Ake Achi, Founder & Director, Migrants At Work

Jon Beech, Director, Leeds Asylum Seekers’ Support Network

Alison Moore, CEO, Refugee Women Connect

Sally Daghlian, CEO, Praxis

Lisa Matthews, Coordinator, Right to Remain

Daf Viney, Director of services, Hackney Migrant Centre

Cristal Amiss, Project Coordinator, Black Women’s Rape Action Project

Emily Crowley, Chief Executive, Student Action for Refugees

Mel Steel, Director, Voices in Exile

Sue Bent, CEO, Central England Law Centre,

Abi Brunswick, Director, Project 17

Tanya Long, Director, Samphire Ex-Detainee Project

Katie Commons, Director, Action for Refugees in Lewisham

Rabbi Alexandra Wright, Senior Rabbi, The Liberal Jewish Synagogue

Sarah Taal, Director & Advocate, Baobab Women’s Project

Janet Fuller, Project Manager, Derby Refugee Advice Centre

Rosario Guimba-Stewart, Chief Executive Officer, Lewisham Refugee and Migrant Network

Maya Esslemont, Director, After Exploitation

Karris Hamilton, Detainee Advocacy Coordinator, Gatwick Detainee Welfare Group

Karolina Maroszek, Manager, Haringey Migrant Support Centre

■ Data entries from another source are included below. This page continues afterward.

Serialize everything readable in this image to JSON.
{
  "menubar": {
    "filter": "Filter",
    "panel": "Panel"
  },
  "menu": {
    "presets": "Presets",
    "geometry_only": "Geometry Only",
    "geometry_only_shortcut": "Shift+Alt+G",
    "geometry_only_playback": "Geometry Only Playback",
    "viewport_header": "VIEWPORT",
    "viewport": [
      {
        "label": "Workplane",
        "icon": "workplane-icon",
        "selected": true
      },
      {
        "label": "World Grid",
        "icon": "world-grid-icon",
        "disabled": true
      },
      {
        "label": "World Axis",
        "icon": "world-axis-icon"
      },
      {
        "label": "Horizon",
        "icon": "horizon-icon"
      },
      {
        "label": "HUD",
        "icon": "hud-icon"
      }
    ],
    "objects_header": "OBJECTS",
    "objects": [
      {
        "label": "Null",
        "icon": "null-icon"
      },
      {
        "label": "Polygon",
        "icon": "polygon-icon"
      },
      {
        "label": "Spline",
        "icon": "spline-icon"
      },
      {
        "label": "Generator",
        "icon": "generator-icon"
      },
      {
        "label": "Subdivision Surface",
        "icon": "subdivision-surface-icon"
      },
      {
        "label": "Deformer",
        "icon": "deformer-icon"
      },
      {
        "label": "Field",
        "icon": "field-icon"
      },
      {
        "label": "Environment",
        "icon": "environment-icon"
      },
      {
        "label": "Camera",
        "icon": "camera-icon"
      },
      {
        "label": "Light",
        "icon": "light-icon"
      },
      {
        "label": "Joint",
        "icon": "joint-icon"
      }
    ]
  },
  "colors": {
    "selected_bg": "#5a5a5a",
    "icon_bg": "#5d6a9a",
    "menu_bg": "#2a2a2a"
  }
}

Will Sutcliffe, Chair, Bradford City of Sanctuary

Traci Kirkland, Head of Charity, Govan community project

Joanne MacInnes, Director, West London Welcome Centre for Refugees and Migrants

Karen Pearse, Director, PAFRAS

Amanda Church-McFarlane, Destitution Project Coordinator, Abigail Housing

Dr Edie Friedman, Executive Director, The Jewish Council for Racial Equality (JCORE)

Loraine Masiya Mponela, Chairperson, Coventry Asylum and Refugee Action Group

Beth Wilson, Director, Bristol Refugee Rights

Sian Evans, Refuges from Rape & Destitution Co-ordinator, Women Against Rape

Celia Sands, Director, South London Refugee Association

Matt Atkins, Director, Nottingham and Nottinghamshire Refugee Forum

Jane Henson, Chair, HOST Nottingham

Pete Hobson, Chair, Leicester City of Sanctuary

Nick Watt, Director, Together with Migrant Children

Felix Kupay, Chairperson, ENTRAIDE (Mutual Aid)

Peter D.Hall, Co-ordinator, Croydon Refugee Day Centre

Helen Syrop, Hope Housing Manager, Hope Housing

Lucille, All African Women’s Group

Jan Foster, Trustee, Doncaster Conversation Club

Maggie Pearse, Coordinator, Bradford Immigration & Asylum support & Advice Network

Antonia Young & Neil Young, Balkans Peace Park Committee UK

Fran Woodcock, Bradford Friendship Choir

Judy Rogers, Skipton Refugee Support Group

Avril Sharp, Policy and Casework Officer, Kalayaan

Carol Iddon, Deputy Chief Executive, Action for Children

Alison Garnham, CEO, Child Poverty Action Group